Donald Antrim, Elect Mr. Robinson for a Better World
Donald Antrim's novels run everyday life through a funhouse mirror; among his admirers are the likes of Jonathan Franzen and George Saunders. Elect Mr. Robinson for a Better World is his satirical, sometimes violent, and frequently hilarious take on suburbia, in which the conflicts among residents of a neighborhood are magnified to an absurd extent.
Patrick Leigh Fermor, A Time to Keep Silence
The roots of Patrick Leigh Fermor's short memoir A Time to Keep Silence come from his lifelong pursuits of travel and literature. In these pages, Leigh Fermor chronicles his time visiting numerous monasteries, and the way in which the practices he observed there affected his own art. It's a window into a world few will encounter, and an enlightening look at how silence can affect our own lives.
Kobo Abe, The Woman in the Dunes
Kobo Abe's 1962 novel The Woman in the Dunes is an uncanny thriller with surreal imagery at its core. Its main character finds himself trapped in a bizarre, almost mythic situation in which his daily life consists of keeping sand at bay. At once a tense psychological study and a haunting allegory, this is a work that sticks with you.
Javier Marías, Bad Nature, Or With Elvis in Mexico
Spanish novelist Javier Marías's books have amassed a cult following in the United States, and a sizable one in his home country. This short book, about a screenwriter hired to work on an Elvis Presley movie in Mexico, is a great introduction to his taut, stylish, and frequently suspenseful fiction.
Sofia Samatar, A Stranger in Olondria
In her award-winning first novel, A Stranger in Olondria, Sofia Samatar brings the reader into another world. The novel follows a young man as he leaves his home for the first time. It’s an immersive experience, a ghost story unlike any other, and a chance to spend some time in an impressively imagined universe.
Leonard Gardner, Fat City
Leonard Gardner's novel following the lives of two boxers in Northern California gives a tremendous sense of their daily lives and routines. (Its 1972 film adaptation featured Stacy Keach and a very young Jeff Bridges.) Gardner movingly takes the reader through the highs and lows of both men’s lives, both inside and outside of the ring.
Val McDermid, A Place of Execution
At first, Val McDermid’s A Place of Execution seems to cover familiar territory: a period police procedural with a dogged investigator endeavoring to unravel a sinister crime.
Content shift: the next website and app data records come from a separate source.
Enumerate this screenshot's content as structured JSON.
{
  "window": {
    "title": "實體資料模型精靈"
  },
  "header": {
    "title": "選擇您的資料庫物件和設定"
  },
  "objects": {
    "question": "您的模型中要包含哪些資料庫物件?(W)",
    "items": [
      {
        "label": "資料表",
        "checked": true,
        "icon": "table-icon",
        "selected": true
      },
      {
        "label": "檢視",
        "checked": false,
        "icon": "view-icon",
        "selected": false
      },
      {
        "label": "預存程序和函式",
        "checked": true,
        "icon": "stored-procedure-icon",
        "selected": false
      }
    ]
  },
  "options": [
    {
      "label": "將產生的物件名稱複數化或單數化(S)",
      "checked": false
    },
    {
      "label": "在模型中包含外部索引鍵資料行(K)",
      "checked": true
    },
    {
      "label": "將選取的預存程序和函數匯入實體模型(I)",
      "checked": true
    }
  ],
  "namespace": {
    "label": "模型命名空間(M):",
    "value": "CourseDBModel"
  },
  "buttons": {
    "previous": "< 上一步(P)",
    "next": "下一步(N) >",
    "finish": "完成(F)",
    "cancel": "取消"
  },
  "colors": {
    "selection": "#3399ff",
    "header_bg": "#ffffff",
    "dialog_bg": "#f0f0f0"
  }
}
And, make no mistake, it does deliver on all of these things. But its structure takes it to unexpected and haunting places, and does so ingeniously.